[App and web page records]
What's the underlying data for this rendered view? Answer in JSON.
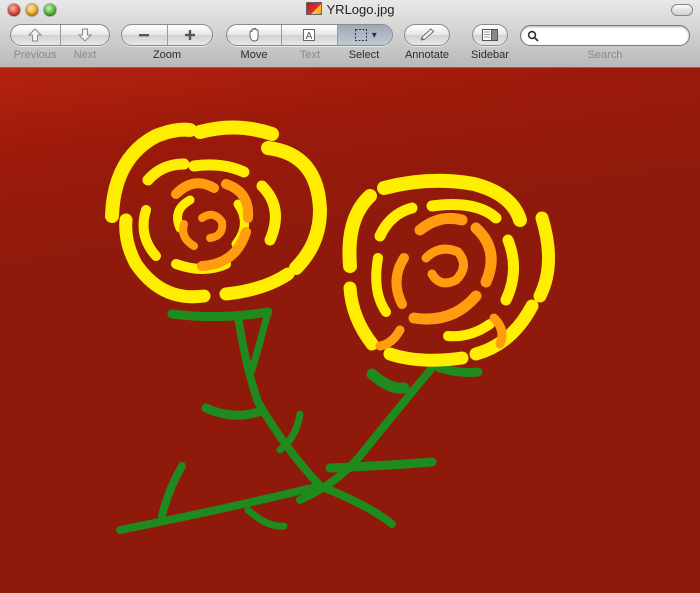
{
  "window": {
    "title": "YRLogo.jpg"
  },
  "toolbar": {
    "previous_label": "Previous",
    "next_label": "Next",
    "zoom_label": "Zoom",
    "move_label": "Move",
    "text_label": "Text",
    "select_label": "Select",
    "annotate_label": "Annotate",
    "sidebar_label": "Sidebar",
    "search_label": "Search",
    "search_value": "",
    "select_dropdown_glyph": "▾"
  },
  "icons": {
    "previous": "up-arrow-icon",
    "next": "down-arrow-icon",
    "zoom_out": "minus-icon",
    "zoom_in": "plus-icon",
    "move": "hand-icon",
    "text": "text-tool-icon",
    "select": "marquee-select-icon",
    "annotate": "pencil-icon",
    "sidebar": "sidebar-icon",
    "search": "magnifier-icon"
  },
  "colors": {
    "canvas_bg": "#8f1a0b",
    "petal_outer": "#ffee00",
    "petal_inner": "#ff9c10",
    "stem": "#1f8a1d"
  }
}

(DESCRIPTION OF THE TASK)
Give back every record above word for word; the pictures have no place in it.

(ANSWER BOX)
What's the underlying data for this rendered view? Answer in JSON.
{
  "window": {
    "title": "YRLogo.jpg"
  },
  "toolbar": {
    "previous_label": "Previous",
    "next_label": "Next",
    "zoom_label": "Zoom",
    "move_label": "Move",
    "text_label": "Text",
    "select_label": "Select",
    "annotate_label": "Annotate",
    "sidebar_label": "Sidebar",
    "search_label": "Search",
    "search_value": "",
    "select_dropdown_glyph": "▾"
  },
  "icons": {
    "previous": "up-arrow-icon",
    "next": "down-arrow-icon",
    "zoom_out": "minus-icon",
    "zoom_in": "plus-icon",
    "move": "hand-icon",
    "text": "text-tool-icon",
    "select": "marquee-select-icon",
    "annotate": "pencil-icon",
    "sidebar": "sidebar-icon",
    "search": "magnifier-icon"
  },
  "colors": {
    "canvas_bg": "#8f1a0b",
    "petal_outer": "#ffee00",
    "petal_inner": "#ff9c10",
    "stem": "#1f8a1d"
  }
}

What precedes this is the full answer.